• **What this task involves**: Could you copy out every line of the data where the word "character" occurs?

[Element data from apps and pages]
****************
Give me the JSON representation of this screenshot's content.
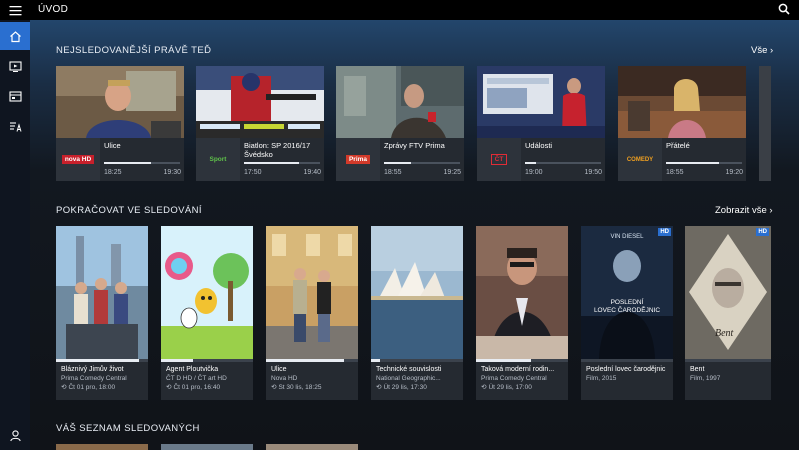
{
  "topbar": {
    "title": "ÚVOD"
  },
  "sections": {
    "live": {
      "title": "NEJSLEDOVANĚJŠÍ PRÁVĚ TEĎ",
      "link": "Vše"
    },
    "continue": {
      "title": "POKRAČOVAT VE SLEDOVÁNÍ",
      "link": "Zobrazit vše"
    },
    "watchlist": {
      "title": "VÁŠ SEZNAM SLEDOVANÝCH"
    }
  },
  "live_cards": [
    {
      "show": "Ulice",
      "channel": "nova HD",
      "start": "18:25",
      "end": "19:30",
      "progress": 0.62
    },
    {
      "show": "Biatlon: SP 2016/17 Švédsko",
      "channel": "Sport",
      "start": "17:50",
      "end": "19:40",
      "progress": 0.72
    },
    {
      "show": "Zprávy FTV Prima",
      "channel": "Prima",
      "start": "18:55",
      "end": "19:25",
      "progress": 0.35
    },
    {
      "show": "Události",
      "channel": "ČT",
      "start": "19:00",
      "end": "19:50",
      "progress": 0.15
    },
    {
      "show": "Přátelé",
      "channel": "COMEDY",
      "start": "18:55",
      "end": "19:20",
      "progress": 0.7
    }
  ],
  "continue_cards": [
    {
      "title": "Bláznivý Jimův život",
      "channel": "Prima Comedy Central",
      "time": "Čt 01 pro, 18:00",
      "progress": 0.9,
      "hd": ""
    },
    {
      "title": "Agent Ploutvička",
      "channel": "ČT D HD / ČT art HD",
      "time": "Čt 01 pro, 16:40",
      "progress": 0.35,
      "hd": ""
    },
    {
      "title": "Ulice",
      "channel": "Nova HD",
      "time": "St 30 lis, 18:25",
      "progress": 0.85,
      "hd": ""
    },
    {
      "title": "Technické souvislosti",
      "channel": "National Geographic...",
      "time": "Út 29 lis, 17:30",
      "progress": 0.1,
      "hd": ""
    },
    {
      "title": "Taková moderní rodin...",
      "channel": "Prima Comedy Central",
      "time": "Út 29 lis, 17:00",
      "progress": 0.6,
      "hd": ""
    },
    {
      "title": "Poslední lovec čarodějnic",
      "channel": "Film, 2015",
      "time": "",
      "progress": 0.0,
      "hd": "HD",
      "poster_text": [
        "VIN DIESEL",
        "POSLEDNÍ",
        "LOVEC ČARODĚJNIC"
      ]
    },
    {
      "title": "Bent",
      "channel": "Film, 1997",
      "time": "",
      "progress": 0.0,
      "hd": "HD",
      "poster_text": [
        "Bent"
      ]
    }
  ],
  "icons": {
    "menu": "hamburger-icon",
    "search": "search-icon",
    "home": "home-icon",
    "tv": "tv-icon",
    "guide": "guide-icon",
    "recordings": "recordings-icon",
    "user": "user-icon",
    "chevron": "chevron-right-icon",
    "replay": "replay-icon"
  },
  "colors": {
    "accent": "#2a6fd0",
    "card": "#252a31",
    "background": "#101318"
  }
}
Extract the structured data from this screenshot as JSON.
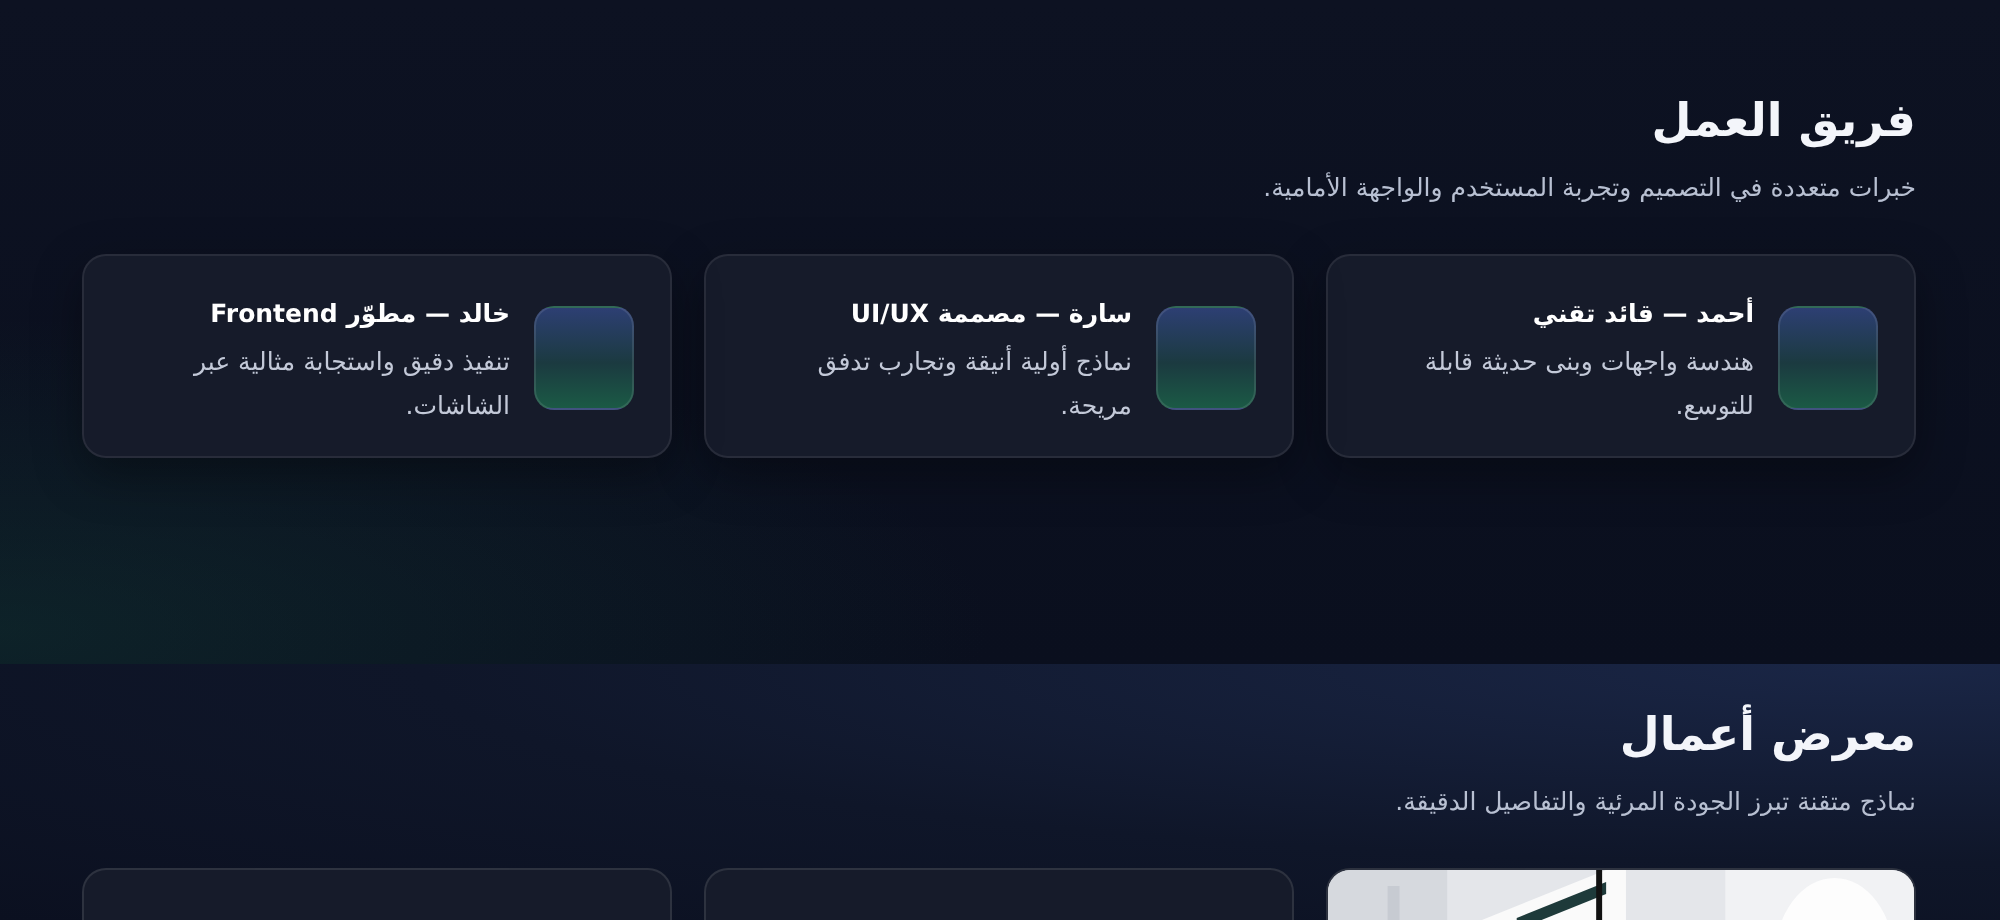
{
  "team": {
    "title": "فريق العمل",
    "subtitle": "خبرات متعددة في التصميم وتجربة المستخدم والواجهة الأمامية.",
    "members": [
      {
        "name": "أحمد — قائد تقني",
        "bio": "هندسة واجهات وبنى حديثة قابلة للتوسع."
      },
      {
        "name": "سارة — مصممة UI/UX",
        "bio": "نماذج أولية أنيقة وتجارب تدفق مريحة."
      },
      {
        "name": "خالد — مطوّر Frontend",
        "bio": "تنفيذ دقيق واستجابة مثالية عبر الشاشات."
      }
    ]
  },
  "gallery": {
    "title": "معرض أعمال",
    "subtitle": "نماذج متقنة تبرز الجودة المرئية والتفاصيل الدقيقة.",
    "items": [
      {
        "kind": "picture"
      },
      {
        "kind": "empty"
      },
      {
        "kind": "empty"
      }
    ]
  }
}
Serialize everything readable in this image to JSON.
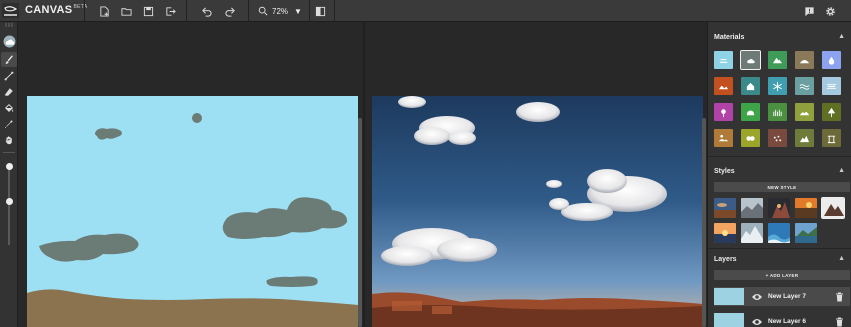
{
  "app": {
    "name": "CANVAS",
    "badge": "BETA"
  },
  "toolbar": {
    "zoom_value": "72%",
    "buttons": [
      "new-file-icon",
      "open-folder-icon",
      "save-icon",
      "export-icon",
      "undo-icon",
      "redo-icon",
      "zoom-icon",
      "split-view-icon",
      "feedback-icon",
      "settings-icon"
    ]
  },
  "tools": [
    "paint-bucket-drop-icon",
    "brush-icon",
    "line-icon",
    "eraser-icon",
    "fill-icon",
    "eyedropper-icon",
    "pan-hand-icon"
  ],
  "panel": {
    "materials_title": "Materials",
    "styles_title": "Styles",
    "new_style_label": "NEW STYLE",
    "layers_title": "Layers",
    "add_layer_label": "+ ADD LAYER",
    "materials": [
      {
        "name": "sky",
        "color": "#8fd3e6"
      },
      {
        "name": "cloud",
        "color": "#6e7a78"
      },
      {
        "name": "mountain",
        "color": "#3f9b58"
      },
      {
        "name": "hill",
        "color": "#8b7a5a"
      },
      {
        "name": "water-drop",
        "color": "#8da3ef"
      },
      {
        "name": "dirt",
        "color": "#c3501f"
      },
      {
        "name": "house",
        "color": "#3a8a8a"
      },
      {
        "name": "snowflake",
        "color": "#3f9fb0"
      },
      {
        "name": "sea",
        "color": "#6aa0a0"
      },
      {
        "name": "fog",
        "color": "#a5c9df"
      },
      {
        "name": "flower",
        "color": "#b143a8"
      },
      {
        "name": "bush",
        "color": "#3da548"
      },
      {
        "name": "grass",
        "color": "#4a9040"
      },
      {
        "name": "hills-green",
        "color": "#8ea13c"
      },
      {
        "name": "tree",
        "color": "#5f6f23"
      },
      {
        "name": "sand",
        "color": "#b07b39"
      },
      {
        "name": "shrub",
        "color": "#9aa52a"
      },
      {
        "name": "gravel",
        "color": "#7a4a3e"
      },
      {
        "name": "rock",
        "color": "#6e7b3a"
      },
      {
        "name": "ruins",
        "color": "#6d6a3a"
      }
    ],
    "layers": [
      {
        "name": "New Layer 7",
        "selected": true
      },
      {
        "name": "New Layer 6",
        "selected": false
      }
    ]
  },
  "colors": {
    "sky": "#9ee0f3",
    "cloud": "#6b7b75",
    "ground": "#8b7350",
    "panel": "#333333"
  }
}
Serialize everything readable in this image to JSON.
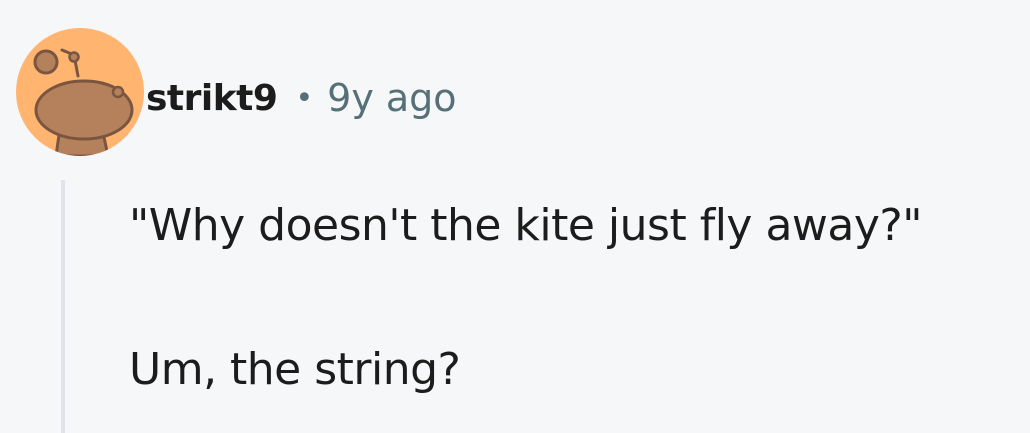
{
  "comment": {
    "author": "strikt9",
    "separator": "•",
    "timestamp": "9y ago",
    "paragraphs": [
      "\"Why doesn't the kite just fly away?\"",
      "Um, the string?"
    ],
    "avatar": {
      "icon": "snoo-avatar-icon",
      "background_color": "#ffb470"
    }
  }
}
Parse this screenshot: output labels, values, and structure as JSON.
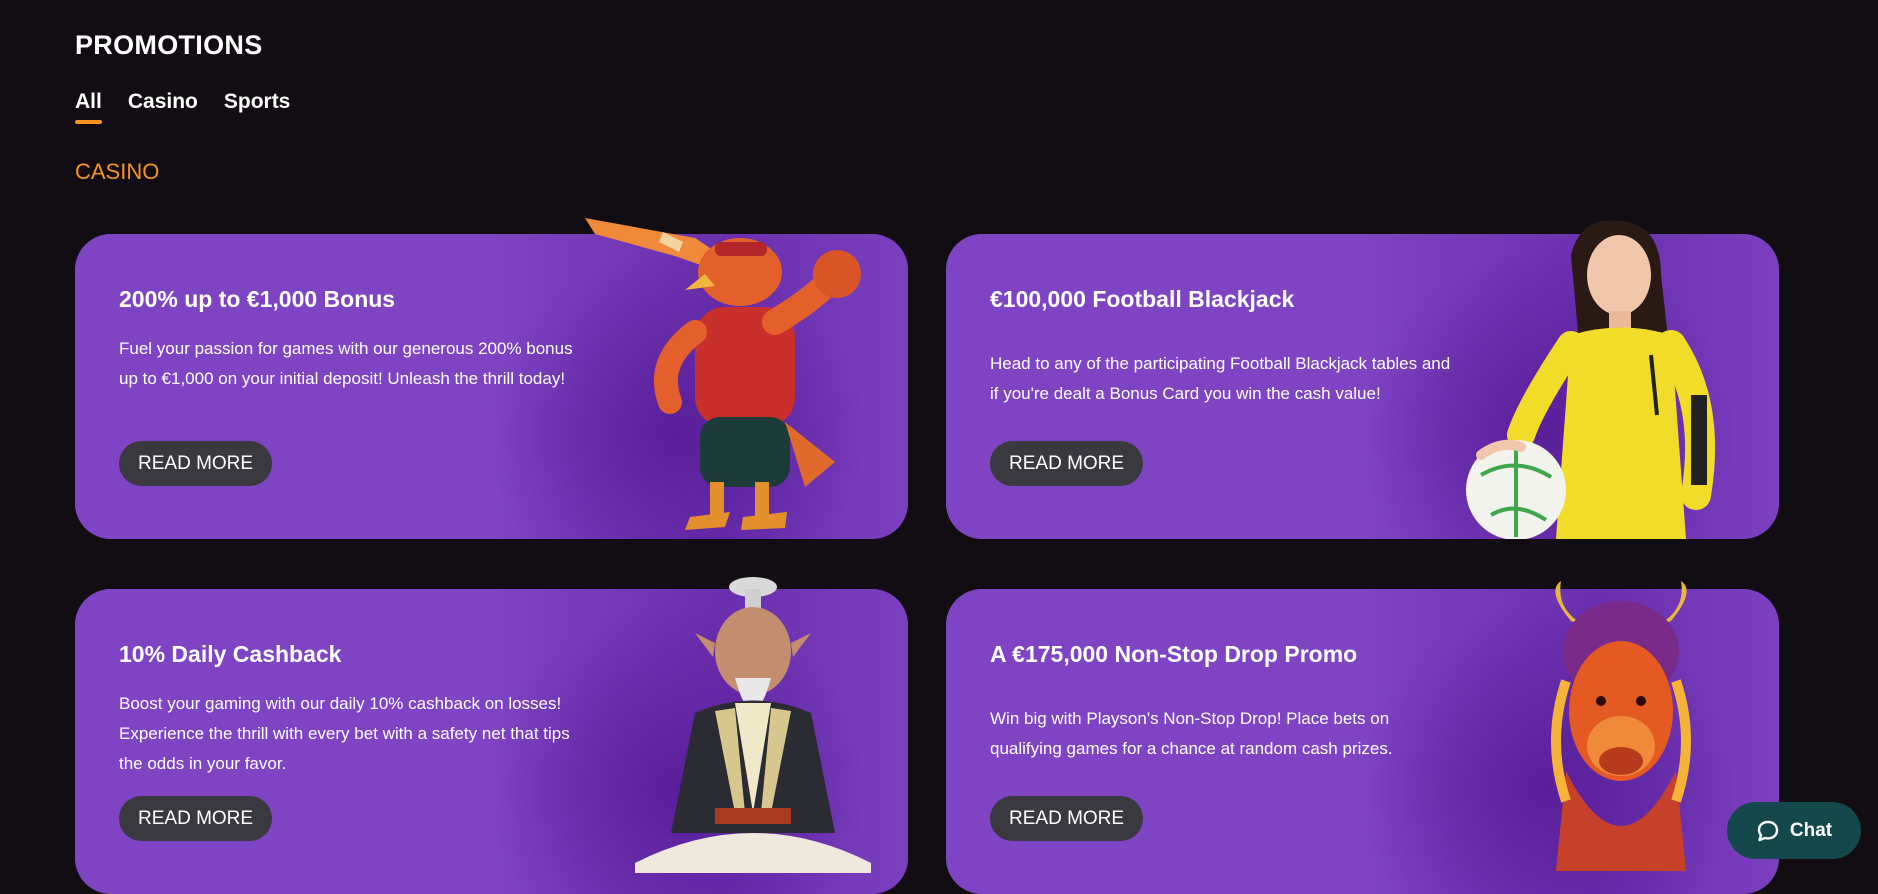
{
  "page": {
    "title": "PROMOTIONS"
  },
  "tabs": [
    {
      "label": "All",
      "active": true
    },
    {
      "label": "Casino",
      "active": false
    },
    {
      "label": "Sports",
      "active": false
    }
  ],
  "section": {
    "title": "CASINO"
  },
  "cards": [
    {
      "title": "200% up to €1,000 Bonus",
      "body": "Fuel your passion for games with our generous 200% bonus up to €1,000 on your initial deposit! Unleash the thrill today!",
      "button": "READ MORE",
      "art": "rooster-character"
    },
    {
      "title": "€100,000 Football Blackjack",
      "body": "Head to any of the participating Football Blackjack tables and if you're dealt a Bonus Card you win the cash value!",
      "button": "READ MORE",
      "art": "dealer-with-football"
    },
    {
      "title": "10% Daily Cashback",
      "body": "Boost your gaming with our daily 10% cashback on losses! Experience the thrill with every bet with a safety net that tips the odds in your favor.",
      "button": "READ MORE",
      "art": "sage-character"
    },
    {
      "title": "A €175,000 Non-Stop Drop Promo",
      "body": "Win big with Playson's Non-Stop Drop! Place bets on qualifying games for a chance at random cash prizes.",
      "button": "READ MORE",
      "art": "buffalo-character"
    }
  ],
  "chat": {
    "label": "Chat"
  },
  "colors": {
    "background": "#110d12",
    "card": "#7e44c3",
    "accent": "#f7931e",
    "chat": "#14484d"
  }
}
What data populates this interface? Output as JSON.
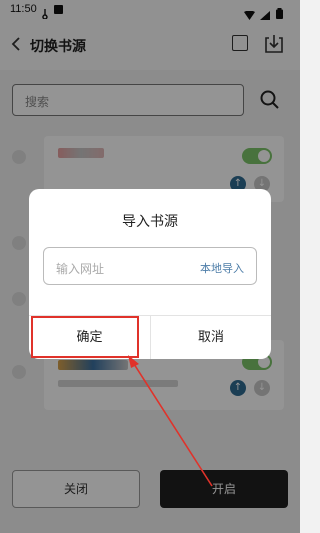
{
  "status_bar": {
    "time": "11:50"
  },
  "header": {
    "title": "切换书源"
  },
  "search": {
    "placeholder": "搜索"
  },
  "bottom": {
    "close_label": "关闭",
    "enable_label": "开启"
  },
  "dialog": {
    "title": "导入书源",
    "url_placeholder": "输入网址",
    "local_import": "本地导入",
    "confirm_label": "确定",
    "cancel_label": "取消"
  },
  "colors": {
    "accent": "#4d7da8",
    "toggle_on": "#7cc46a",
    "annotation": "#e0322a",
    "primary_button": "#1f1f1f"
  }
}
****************
• **Answer to this exercise**:
      "art": "rooster-character"
      "art": "sage-character"
      "art": "buffalo-character"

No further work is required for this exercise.